Could you output every record below exactly, leaving out the pictures?

====== MATERIAL FOR THE TASK ======

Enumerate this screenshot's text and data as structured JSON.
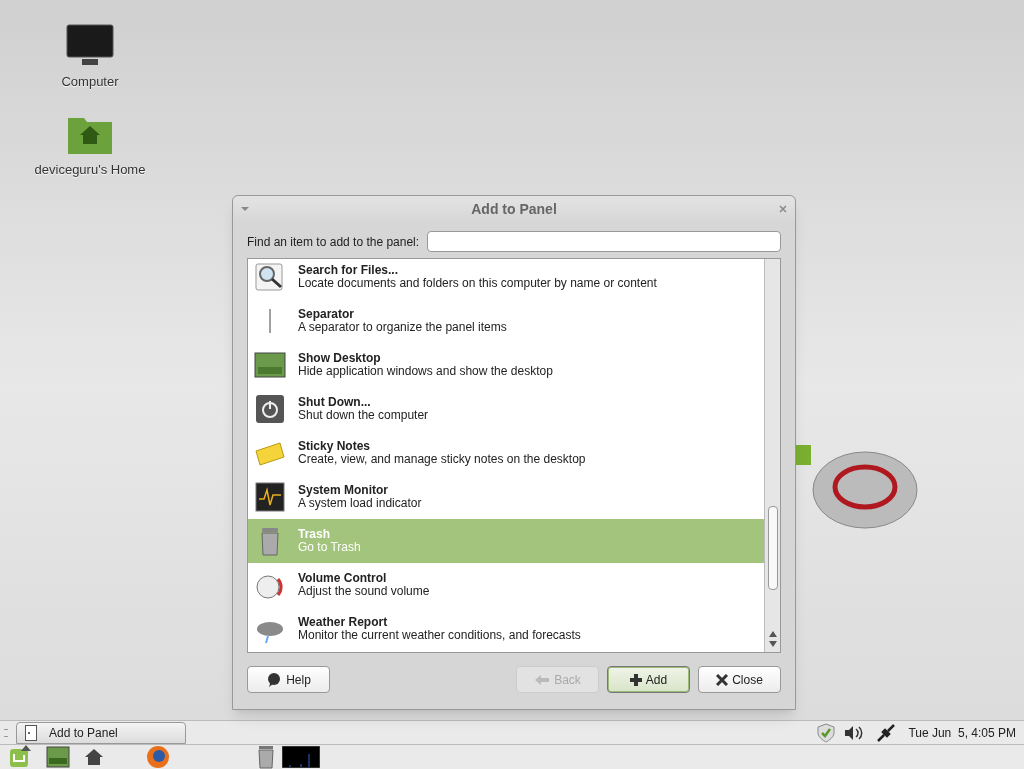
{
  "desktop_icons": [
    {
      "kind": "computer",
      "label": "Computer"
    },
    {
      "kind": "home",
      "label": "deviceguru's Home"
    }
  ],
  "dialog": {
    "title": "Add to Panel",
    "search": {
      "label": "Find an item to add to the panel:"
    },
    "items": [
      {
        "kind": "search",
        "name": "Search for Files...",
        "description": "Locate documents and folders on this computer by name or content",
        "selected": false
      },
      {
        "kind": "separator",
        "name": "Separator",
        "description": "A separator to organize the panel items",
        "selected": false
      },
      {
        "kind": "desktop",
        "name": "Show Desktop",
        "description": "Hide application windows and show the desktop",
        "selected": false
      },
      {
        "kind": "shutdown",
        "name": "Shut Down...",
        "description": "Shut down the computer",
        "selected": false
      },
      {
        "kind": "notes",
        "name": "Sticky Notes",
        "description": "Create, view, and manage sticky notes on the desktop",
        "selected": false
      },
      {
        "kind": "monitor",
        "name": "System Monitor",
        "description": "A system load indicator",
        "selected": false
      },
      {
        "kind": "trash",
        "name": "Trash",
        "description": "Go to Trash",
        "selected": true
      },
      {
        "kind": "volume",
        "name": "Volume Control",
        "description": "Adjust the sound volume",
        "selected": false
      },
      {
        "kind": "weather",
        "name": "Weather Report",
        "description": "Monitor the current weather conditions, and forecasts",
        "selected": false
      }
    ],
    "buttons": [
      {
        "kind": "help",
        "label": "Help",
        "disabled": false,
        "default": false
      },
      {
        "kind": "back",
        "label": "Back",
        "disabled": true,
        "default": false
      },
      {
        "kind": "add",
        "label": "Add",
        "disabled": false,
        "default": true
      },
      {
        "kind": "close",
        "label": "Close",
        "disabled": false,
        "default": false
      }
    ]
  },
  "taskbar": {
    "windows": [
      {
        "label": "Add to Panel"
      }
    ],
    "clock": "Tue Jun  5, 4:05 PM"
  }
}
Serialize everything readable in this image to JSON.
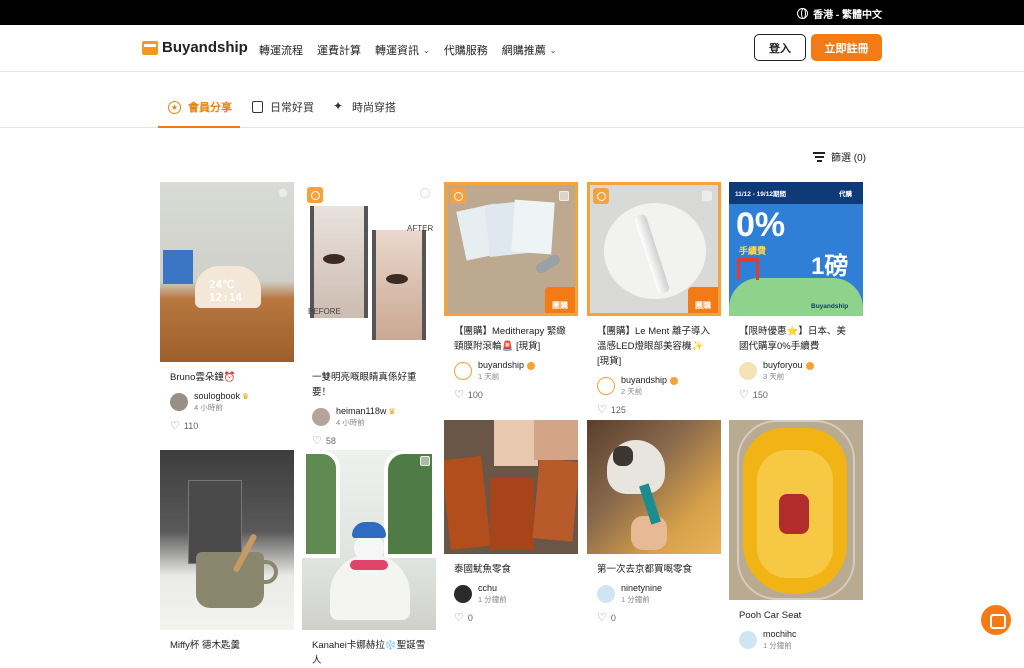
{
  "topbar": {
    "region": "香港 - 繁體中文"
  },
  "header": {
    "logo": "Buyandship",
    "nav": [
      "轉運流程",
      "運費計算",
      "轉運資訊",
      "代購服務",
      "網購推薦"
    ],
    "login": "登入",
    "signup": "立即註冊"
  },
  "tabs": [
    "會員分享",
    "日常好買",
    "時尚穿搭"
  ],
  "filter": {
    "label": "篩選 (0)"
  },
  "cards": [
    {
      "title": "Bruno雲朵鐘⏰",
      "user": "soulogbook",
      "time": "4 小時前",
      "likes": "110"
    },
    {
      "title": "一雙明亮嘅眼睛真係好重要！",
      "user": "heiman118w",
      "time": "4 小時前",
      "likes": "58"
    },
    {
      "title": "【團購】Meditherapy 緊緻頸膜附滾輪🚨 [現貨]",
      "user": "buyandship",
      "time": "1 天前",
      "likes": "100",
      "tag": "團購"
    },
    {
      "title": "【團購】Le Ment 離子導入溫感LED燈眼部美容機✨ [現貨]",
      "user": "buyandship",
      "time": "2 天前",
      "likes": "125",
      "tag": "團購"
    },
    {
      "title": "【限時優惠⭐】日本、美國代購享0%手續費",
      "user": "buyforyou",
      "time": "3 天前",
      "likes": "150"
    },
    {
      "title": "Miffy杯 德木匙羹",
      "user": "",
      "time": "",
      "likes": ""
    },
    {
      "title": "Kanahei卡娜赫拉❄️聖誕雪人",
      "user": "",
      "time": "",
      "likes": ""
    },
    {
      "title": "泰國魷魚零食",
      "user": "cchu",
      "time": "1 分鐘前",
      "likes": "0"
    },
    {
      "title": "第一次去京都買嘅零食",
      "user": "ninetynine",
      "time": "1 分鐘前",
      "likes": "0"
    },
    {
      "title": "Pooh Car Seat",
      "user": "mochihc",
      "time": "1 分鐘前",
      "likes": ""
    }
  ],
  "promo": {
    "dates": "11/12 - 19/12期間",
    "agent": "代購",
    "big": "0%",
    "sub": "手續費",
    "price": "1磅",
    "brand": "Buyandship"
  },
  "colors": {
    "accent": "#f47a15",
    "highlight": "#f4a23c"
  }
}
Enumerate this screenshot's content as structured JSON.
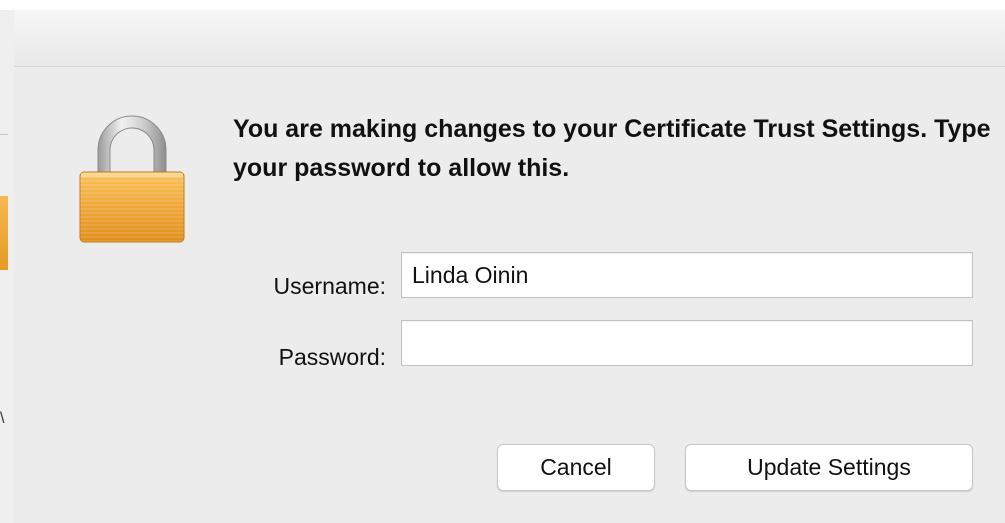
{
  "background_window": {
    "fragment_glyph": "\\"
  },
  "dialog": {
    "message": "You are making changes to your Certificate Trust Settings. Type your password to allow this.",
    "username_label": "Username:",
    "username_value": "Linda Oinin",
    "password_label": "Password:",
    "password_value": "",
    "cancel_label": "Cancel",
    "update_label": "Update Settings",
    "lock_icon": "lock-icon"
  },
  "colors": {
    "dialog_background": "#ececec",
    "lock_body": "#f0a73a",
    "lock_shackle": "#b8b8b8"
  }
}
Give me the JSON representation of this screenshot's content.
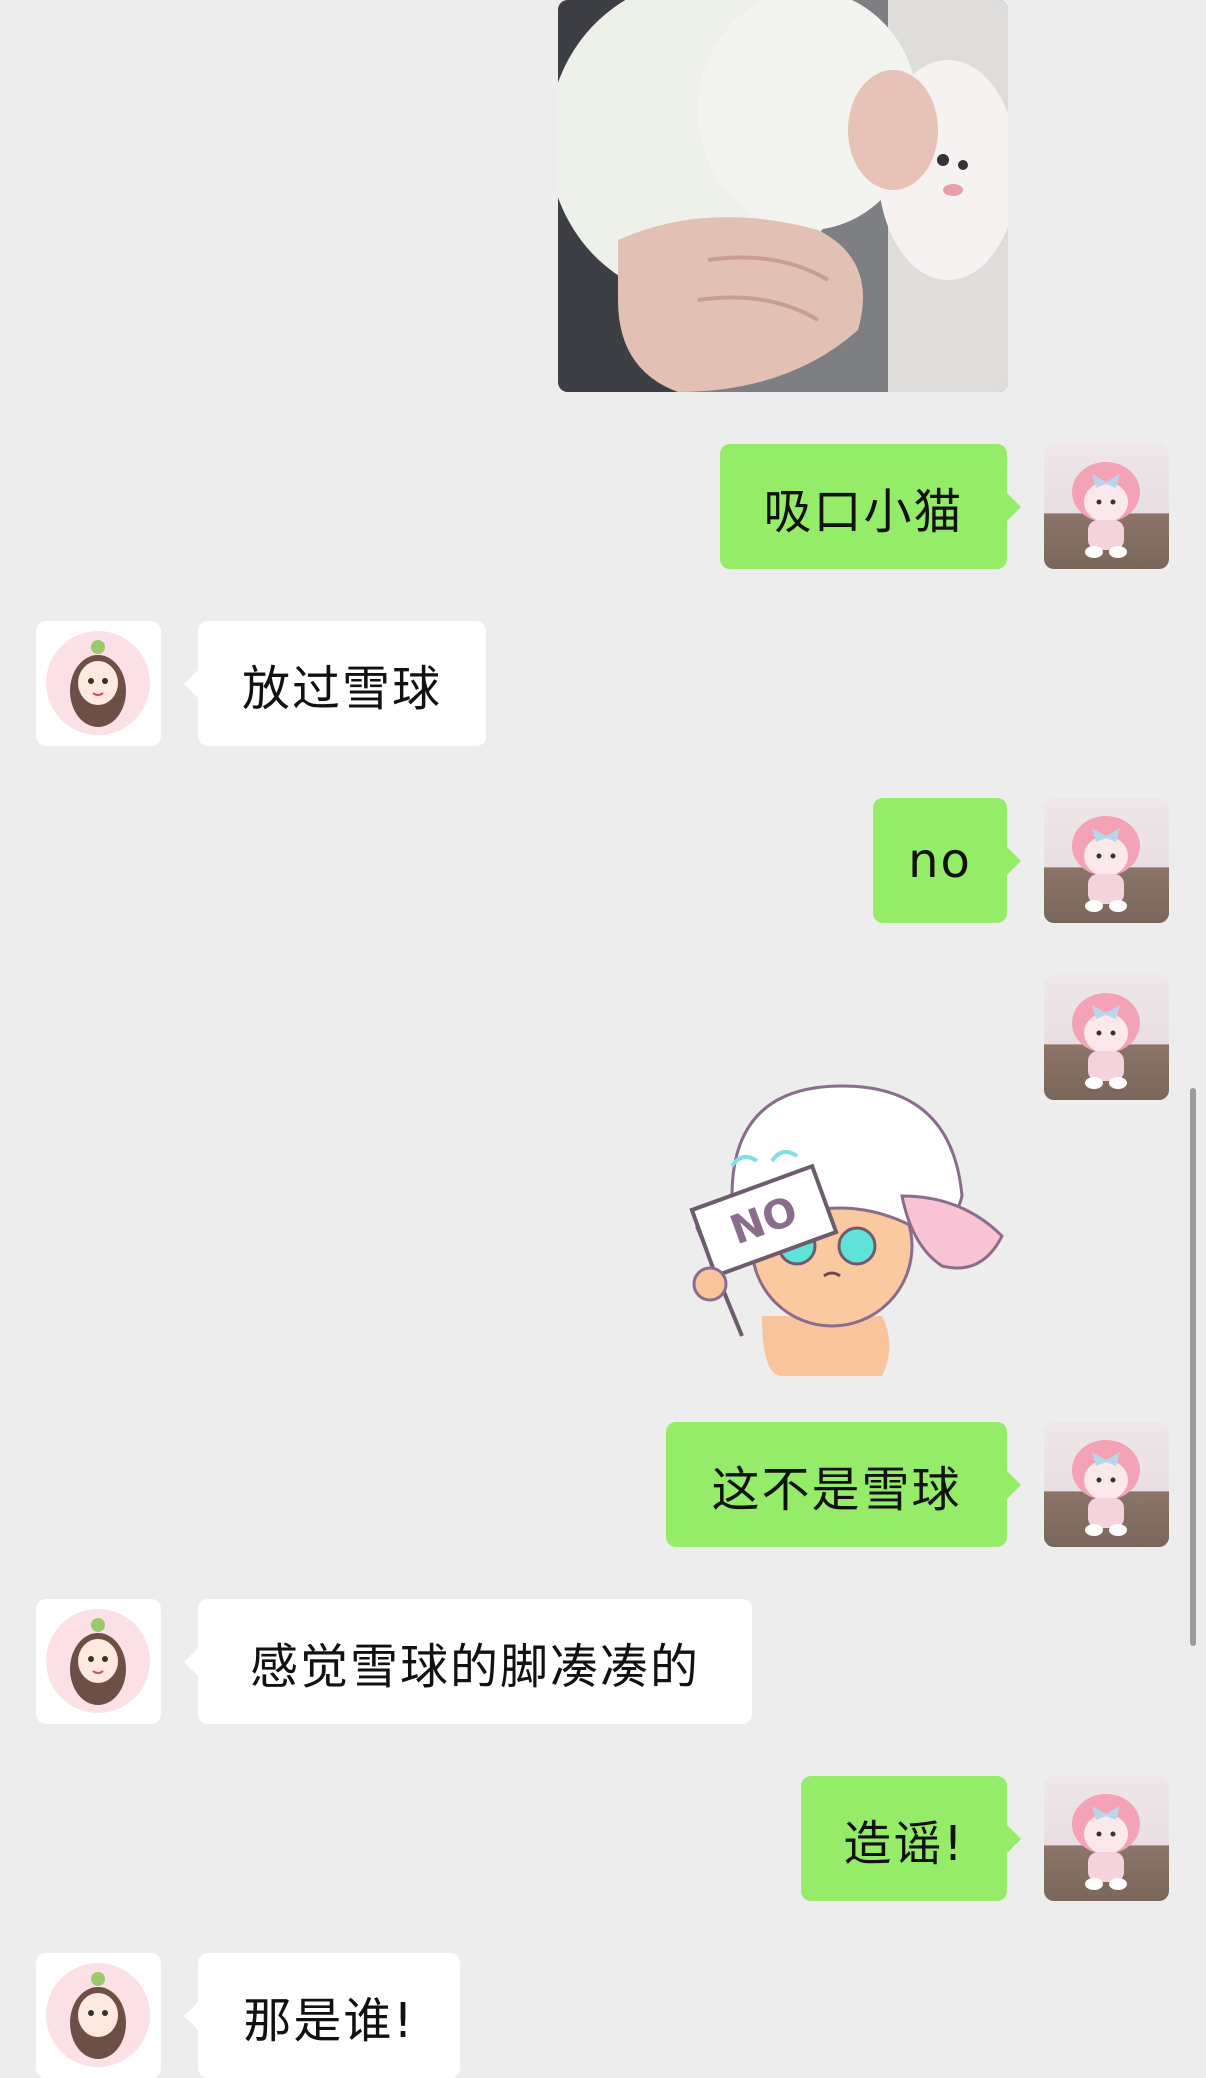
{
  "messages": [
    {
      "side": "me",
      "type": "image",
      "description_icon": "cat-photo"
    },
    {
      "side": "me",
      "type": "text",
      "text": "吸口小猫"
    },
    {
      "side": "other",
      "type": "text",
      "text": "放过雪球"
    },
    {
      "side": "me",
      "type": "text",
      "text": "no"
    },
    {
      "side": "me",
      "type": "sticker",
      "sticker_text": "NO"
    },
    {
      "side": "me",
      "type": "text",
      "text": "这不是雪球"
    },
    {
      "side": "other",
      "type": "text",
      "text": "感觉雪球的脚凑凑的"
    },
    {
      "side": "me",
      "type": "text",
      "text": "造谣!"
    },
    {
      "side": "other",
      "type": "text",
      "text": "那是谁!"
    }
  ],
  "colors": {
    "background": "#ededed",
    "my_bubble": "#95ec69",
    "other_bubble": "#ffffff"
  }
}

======

**YOUR SOLUTION**
Enumerate this screenshot's text and data as structured JSON.
{
  "desktop_icons": [
    {
      "kind": "computer",
      "label": "Computer"
    },
    {
      "kind": "home",
      "label": "deviceguru's Home"
    }
  ],
  "dialog": {
    "title": "Add to Panel",
    "search": {
      "label": "Find an item to add to the panel:"
    },
    "items": [
      {
        "kind": "search",
        "name": "Search for Files...",
        "description": "Locate documents and folders on this computer by name or content",
        "selected": false
      },
      {
        "kind": "separator",
        "name": "Separator",
        "description": "A separator to organize the panel items",
        "selected": false
      },
      {
        "kind": "desktop",
        "name": "Show Desktop",
        "description": "Hide application windows and show the desktop",
        "selected": false
      },
      {
        "kind": "shutdown",
        "name": "Shut Down...",
        "description": "Shut down the computer",
        "selected": false
      },
      {
        "kind": "notes",
        "name": "Sticky Notes",
        "description": "Create, view, and manage sticky notes on the desktop",
        "selected": false
      },
      {
        "kind": "monitor",
        "name": "System Monitor",
        "description": "A system load indicator",
        "selected": false
      },
      {
        "kind": "trash",
        "name": "Trash",
        "description": "Go to Trash",
        "selected": true
      },
      {
        "kind": "volume",
        "name": "Volume Control",
        "description": "Adjust the sound volume",
        "selected": false
      },
      {
        "kind": "weather",
        "name": "Weather Report",
        "description": "Monitor the current weather conditions, and forecasts",
        "selected": false
      }
    ],
    "buttons": [
      {
        "kind": "help",
        "label": "Help",
        "disabled": false,
        "default": false
      },
      {
        "kind": "back",
        "label": "Back",
        "disabled": true,
        "default": false
      },
      {
        "kind": "add",
        "label": "Add",
        "disabled": false,
        "default": true
      },
      {
        "kind": "close",
        "label": "Close",
        "disabled": false,
        "default": false
      }
    ]
  },
  "taskbar": {
    "windows": [
      {
        "label": "Add to Panel"
      }
    ],
    "clock": "Tue Jun  5, 4:05 PM"
  }
}
Serialize everything readable in this image to JSON.
{
  "topbar": {
    "region": "香港 - 繁體中文"
  },
  "header": {
    "logo": "Buyandship",
    "nav": [
      "轉運流程",
      "運費計算",
      "轉運資訊",
      "代購服務",
      "網購推薦"
    ],
    "login": "登入",
    "signup": "立即註冊"
  },
  "tabs": [
    "會員分享",
    "日常好買",
    "時尚穿搭"
  ],
  "filter": {
    "label": "篩選 (0)"
  },
  "cards": [
    {
      "title": "Bruno雲朵鐘⏰",
      "user": "soulogbook",
      "time": "4 小時前",
      "likes": "110"
    },
    {
      "title": "一雙明亮嘅眼睛真係好重要！",
      "user": "heiman118w",
      "time": "4 小時前",
      "likes": "58"
    },
    {
      "title": "【團購】Meditherapy 緊緻頸膜附滾輪🚨 [現貨]",
      "user": "buyandship",
      "time": "1 天前",
      "likes": "100",
      "tag": "團購"
    },
    {
      "title": "【團購】Le Ment 離子導入溫感LED燈眼部美容機✨ [現貨]",
      "user": "buyandship",
      "time": "2 天前",
      "likes": "125",
      "tag": "團購"
    },
    {
      "title": "【限時優惠⭐】日本、美國代購享0%手續費",
      "user": "buyforyou",
      "time": "3 天前",
      "likes": "150"
    },
    {
      "title": "Miffy杯 德木匙羹",
      "user": "",
      "time": "",
      "likes": ""
    },
    {
      "title": "Kanahei卡娜赫拉❄️聖誕雪人",
      "user": "",
      "time": "",
      "likes": ""
    },
    {
      "title": "泰國魷魚零食",
      "user": "cchu",
      "time": "1 分鐘前",
      "likes": "0"
    },
    {
      "title": "第一次去京都買嘅零食",
      "user": "ninetynine",
      "time": "1 分鐘前",
      "likes": "0"
    },
    {
      "title": "Pooh Car Seat",
      "user": "mochihc",
      "time": "1 分鐘前",
      "likes": ""
    }
  ],
  "promo": {
    "dates": "11/12 - 19/12期間",
    "agent": "代購",
    "big": "0%",
    "sub": "手續費",
    "price": "1磅",
    "brand": "Buyandship"
  },
  "colors": {
    "accent": "#f47a15",
    "highlight": "#f4a23c"
  }
}
Enumerate this screenshot's content as structured JSON.
{
  "background_window": {
    "fragment_glyph": "\\"
  },
  "dialog": {
    "message": "You are making changes to your Certificate Trust Settings. Type your password to allow this.",
    "username_label": "Username:",
    "username_value": "Linda Oinin",
    "password_label": "Password:",
    "password_value": "",
    "cancel_label": "Cancel",
    "update_label": "Update Settings",
    "lock_icon": "lock-icon"
  },
  "colors": {
    "dialog_background": "#ececec",
    "lock_body": "#f0a73a",
    "lock_shackle": "#b8b8b8"
  }
}
Give me the JSON representation of this screenshot's content.
{
  "messages": [
    {
      "side": "me",
      "type": "image",
      "description_icon": "cat-photo"
    },
    {
      "side": "me",
      "type": "text",
      "text": "吸口小猫"
    },
    {
      "side": "other",
      "type": "text",
      "text": "放过雪球"
    },
    {
      "side": "me",
      "type": "text",
      "text": "no"
    },
    {
      "side": "me",
      "type": "sticker",
      "sticker_text": "NO"
    },
    {
      "side": "me",
      "type": "text",
      "text": "这不是雪球"
    },
    {
      "side": "other",
      "type": "text",
      "text": "感觉雪球的脚凑凑的"
    },
    {
      "side": "me",
      "type": "text",
      "text": "造谣!"
    },
    {
      "side": "other",
      "type": "text",
      "text": "那是谁!"
    }
  ],
  "colors": {
    "background": "#ededed",
    "my_bubble": "#95ec69",
    "other_bubble": "#ffffff"
  }
}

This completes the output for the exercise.